Task to carry out: Copy every line in the records below that contains the word "WARNING".
==== Data shown ====
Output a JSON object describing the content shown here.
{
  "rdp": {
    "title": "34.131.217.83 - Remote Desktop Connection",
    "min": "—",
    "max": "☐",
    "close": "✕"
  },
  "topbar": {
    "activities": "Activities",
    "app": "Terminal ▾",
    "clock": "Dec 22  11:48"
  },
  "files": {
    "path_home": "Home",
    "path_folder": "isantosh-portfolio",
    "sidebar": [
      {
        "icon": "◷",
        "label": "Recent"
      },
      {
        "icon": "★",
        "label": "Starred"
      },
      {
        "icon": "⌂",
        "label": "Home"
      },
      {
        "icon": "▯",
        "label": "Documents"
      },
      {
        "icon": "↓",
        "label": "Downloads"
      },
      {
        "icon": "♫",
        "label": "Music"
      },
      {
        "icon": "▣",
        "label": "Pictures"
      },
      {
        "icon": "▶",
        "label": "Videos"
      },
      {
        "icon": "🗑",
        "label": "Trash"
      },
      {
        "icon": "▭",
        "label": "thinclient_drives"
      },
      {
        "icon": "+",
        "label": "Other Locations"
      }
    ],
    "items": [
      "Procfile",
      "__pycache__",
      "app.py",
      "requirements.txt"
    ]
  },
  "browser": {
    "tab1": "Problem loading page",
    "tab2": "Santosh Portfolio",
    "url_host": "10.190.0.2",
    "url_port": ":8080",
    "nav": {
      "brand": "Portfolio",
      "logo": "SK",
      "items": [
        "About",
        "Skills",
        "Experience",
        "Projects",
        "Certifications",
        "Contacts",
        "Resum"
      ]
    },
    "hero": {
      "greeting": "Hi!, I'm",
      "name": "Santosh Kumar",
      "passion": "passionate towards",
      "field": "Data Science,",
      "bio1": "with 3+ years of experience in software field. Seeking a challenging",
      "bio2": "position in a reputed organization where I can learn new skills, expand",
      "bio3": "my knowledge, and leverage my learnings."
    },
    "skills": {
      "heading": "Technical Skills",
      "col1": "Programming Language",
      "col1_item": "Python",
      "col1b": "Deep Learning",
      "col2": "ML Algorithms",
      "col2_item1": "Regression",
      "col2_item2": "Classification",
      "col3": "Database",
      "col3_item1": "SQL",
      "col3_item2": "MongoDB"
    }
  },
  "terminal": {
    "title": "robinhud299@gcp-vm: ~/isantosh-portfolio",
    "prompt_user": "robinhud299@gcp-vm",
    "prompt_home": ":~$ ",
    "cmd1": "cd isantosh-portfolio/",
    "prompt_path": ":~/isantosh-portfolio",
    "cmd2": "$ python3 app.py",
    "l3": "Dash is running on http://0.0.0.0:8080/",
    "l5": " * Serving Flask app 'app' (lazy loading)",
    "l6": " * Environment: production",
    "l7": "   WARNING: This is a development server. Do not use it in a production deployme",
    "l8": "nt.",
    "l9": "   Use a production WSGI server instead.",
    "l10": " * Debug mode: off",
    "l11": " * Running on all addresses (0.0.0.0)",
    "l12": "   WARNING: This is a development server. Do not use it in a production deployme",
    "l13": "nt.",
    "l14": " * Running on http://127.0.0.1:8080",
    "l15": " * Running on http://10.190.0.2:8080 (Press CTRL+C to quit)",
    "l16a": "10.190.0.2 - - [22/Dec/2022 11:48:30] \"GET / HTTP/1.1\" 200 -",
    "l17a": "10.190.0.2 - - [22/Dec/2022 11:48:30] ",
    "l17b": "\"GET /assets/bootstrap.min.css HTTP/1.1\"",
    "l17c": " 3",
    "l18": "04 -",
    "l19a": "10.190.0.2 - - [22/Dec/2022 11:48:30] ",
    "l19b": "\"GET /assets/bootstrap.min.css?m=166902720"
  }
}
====
Task output:
    "l7": "   WARNING: This is a development server. Do not use it in a production deployme",
    "l12": "   WARNING: This is a development server. Do not use it in a production deployme",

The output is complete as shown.